As customers gain access to instant and reliable information, their demands start to change. They want something cheaper, faster and personalized. With the growing popularity of SaaS and cloud-based software like Dropbox, Google Docs, and task management tools like Sandglaz, customers can create their own virtual meeting spaces and marketplaces. They can share ideas and products in a structure that all of a sudden has grown increasingly fluid.
Denning argues that in an environment where customers constantly demand personalized and interactive solutions, firms with rigid vertical communication structures are unable to respond quickly to customer demands. Instead, collaborative enterprises thrive. Why buy a CD when you can pick and choose the songs you want to listen to on Spotify? Why buy a bulky, expensive, soon-out-of-date copy of the Encyclopedia Britannica when you can use Wikipedia for free?
Denning argues that not only do many of these services have the perfect price - they cost little or are free - “they are also much, much better.” Constantly updated by thousands of users, they are available to anyone with an Internet connection and are accessible without physically having to seek out a store.

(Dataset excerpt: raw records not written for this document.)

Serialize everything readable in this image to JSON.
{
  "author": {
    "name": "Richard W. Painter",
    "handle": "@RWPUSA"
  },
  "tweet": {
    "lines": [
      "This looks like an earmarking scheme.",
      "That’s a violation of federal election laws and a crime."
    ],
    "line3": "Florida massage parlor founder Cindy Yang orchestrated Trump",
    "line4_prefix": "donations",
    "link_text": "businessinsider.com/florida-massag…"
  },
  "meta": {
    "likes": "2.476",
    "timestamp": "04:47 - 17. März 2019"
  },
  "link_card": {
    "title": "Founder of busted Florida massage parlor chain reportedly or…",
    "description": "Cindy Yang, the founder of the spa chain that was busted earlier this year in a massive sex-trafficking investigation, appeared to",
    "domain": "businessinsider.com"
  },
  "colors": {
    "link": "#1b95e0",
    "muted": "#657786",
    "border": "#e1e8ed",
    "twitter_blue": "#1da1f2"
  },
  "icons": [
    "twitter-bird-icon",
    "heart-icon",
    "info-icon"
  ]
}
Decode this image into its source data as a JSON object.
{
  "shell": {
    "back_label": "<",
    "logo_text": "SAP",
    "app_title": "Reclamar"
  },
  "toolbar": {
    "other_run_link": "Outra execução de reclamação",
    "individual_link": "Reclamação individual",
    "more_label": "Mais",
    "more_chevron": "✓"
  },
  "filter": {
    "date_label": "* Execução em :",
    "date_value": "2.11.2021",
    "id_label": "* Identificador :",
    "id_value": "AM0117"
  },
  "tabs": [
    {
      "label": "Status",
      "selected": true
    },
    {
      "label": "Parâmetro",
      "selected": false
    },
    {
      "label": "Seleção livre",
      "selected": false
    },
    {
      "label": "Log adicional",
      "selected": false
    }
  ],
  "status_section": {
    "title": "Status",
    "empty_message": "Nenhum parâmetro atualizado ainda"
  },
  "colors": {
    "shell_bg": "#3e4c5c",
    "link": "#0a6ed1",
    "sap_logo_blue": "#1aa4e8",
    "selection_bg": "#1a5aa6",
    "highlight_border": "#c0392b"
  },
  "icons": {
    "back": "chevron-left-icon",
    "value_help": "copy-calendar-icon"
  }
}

These services have become available as startups embrace flexible, horizontal structures. Enabling continuous innovation and fast response, this is how 21st century startups should work. Vertical hierarchies belong in the past.
Maybe Denning is wrong: the limits of lateral communication
While Denning argues that a more flexible, horizontal communication structure is the one that is suited to the demands of our time, a study in 2011 showed that lateral communication has no visible impact on the performance of a firm. In their report The Effects of Formalisation, Hierarchical Decentralisation and Lateral Communication: Strategic Decision-Making Processes on SME International Performance, Pavlos Dimitratos and his co-authors investigated 528 small and medium enterprises in the United States, the United Kingdom, Greece and Cyprus, looking at the relationship between three strategic decision-making processes and their international performance. They also looked at the role of dynamism on the process.
These three strategic decision-making processes were formalization, hierarchical decentralization and lateral communication.
What they found
Formalization and decentralization have a positive effect on international performance. Lateral communication, on the other hand, has no effect. They did however find evidence supporting that lateral communication produces positive effects in dynamic business settings.
Should you embrace or reject lateral communication? Go back to your company culture
Ultimately, each startup is unique in its structure and the effects lateral communication have on each one are also unique. If you choose to embrace lateral communication, or opt for a more vertical model, keep in mind Theo Priestley’s words about values and principles: your communication model must compliment these values, not clash with it. The same communication techniques, when applied to different startups, will produce different results. Perhaps, like Dimitratos, Thanos, Petrou and Papadikis found, lateral communication has no measurable effect on your company’s success. Or, like Denning investigated, lateral communication is what gives you the flexibility to consistently respond to changing customer demands.
We would argue that in an age where there is all the more pressure for entrepreneurs to provide solutions that are better, simpler and different, lateral communication, more than any vertical model, gives you the tools to be flexible, innovative and ultimately successful.
Has lateral communication improved the way your team works? Join the conversation and share your experiences.